§ TASK DESCRIPTION
Go through the entries below and tally the lines holding "heading"; please reply with the number only.

§ AVAILABLE RECORDS
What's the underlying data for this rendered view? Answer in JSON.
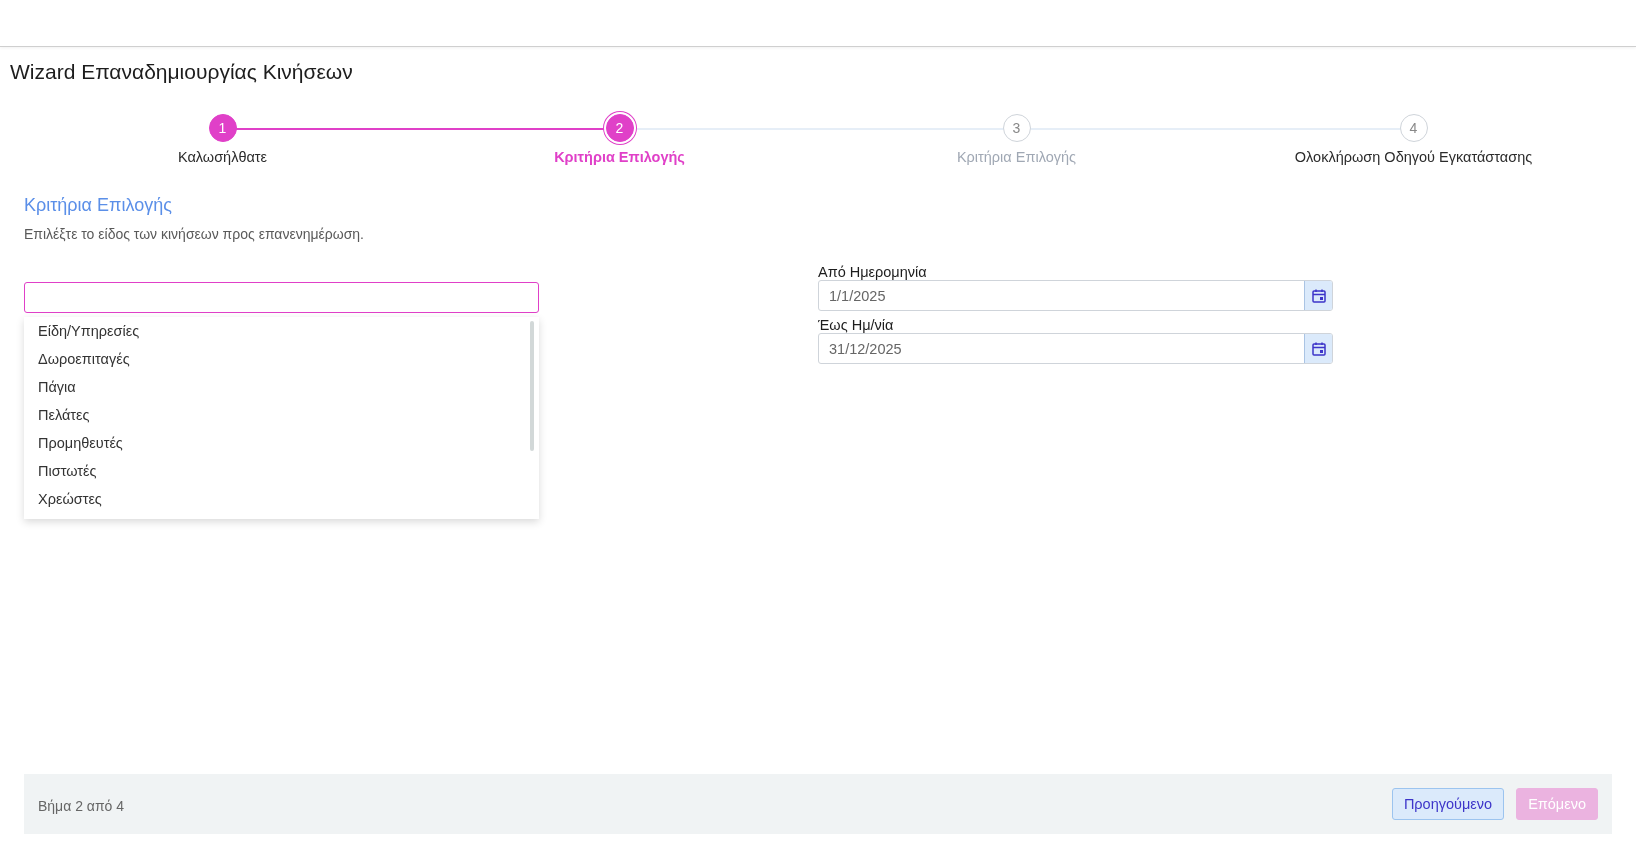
{
  "page": {
    "title": "Wizard Επαναδημιουργίας Κινήσεων"
  },
  "steps": [
    {
      "number": "1",
      "label": "Καλωσήλθατε",
      "kind": "done"
    },
    {
      "number": "2",
      "label": "Κριτήρια Επιλογής",
      "kind": "current"
    },
    {
      "number": "3",
      "label": "Κριτήρια Επιλογής",
      "kind": "disabled"
    },
    {
      "number": "4",
      "label": "Ολοκλήρωση Οδηγού Εγκατάστασης",
      "kind": "upcoming"
    }
  ],
  "section": {
    "heading": "Κριτήρια Επιλογής",
    "description": "Επιλέξτε το είδος των κινήσεων προς επανενημέρωση."
  },
  "type_select": {
    "expanded": true,
    "options": [
      {
        "label": "Είδη/Υπηρεσίες"
      },
      {
        "label": "Δωροεπιταγές"
      },
      {
        "label": "Πάγια"
      },
      {
        "label": "Πελάτες"
      },
      {
        "label": "Προμηθευτές"
      },
      {
        "label": "Πιστωτές"
      },
      {
        "label": "Χρεώστες"
      }
    ]
  },
  "date_fields": [
    {
      "label": "Από Ημερομηνία",
      "value": "1/1/2025"
    },
    {
      "label": "Έως Ημ/νία",
      "value": "31/12/2025"
    }
  ],
  "footer": {
    "step_text": "Βήμα 2 από 4",
    "buttons": [
      {
        "label": "Προηγούμενο",
        "kind": "secondary",
        "disabled": false
      },
      {
        "label": "Επόμενο",
        "kind": "primary",
        "disabled": true
      }
    ]
  }
}
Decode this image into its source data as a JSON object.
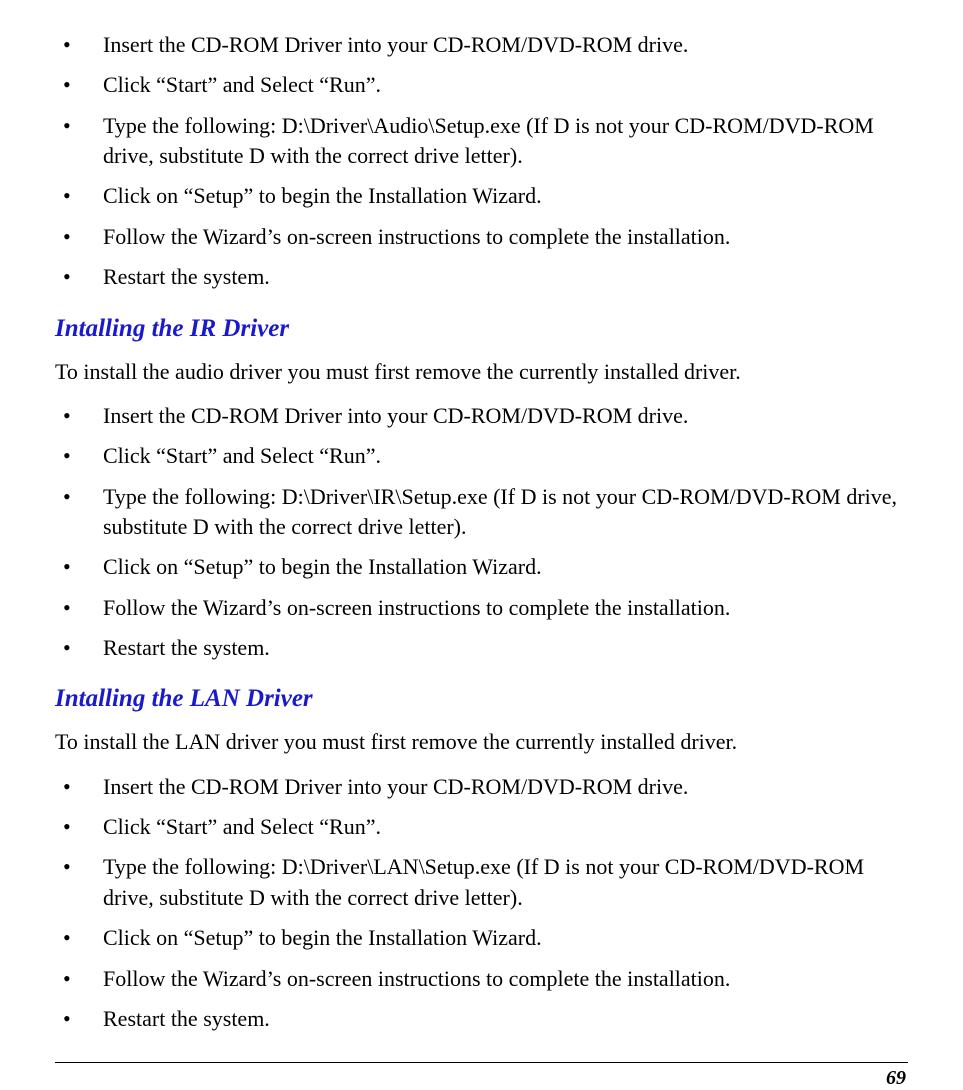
{
  "sections": [
    {
      "heading": null,
      "intro": null,
      "items": [
        "Insert the CD-ROM Driver into your CD-ROM/DVD-ROM drive.",
        "Click “Start” and Select “Run”.",
        "Type the following: D:\\Driver\\Audio\\Setup.exe (If D is not your CD-ROM/DVD-ROM drive, substitute D with the correct drive letter).",
        "Click on “Setup” to begin the Installation Wizard.",
        "Follow the Wizard’s on-screen instructions to complete the installation.",
        "Restart the system."
      ]
    },
    {
      "heading": "Intalling the IR Driver",
      "intro": "To install the audio driver you must first remove the currently installed driver.",
      "items": [
        "Insert the CD-ROM Driver into your CD-ROM/DVD-ROM drive.",
        "Click “Start” and Select “Run”.",
        "Type the following: D:\\Driver\\IR\\Setup.exe (If D is not your CD-ROM/DVD-ROM drive, substitute D with the correct drive letter).",
        "Click on “Setup” to begin the Installation Wizard.",
        "Follow the Wizard’s on-screen instructions to complete the installation.",
        "Restart the system."
      ]
    },
    {
      "heading": "Intalling the LAN Driver",
      "intro": "To install the LAN driver you must first remove the currently installed driver.",
      "items": [
        "Insert the CD-ROM Driver into your CD-ROM/DVD-ROM drive.",
        "Click “Start” and Select “Run”.",
        "Type the following: D:\\Driver\\LAN\\Setup.exe (If D is not your CD-ROM/DVD-ROM drive, substitute D with the correct drive letter).",
        "Click on “Setup” to begin the Installation Wizard.",
        "Follow the Wizard’s on-screen instructions to complete the installation.",
        "Restart the system."
      ]
    }
  ],
  "page_number": "69"
}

§ WRITTEN REPLY
4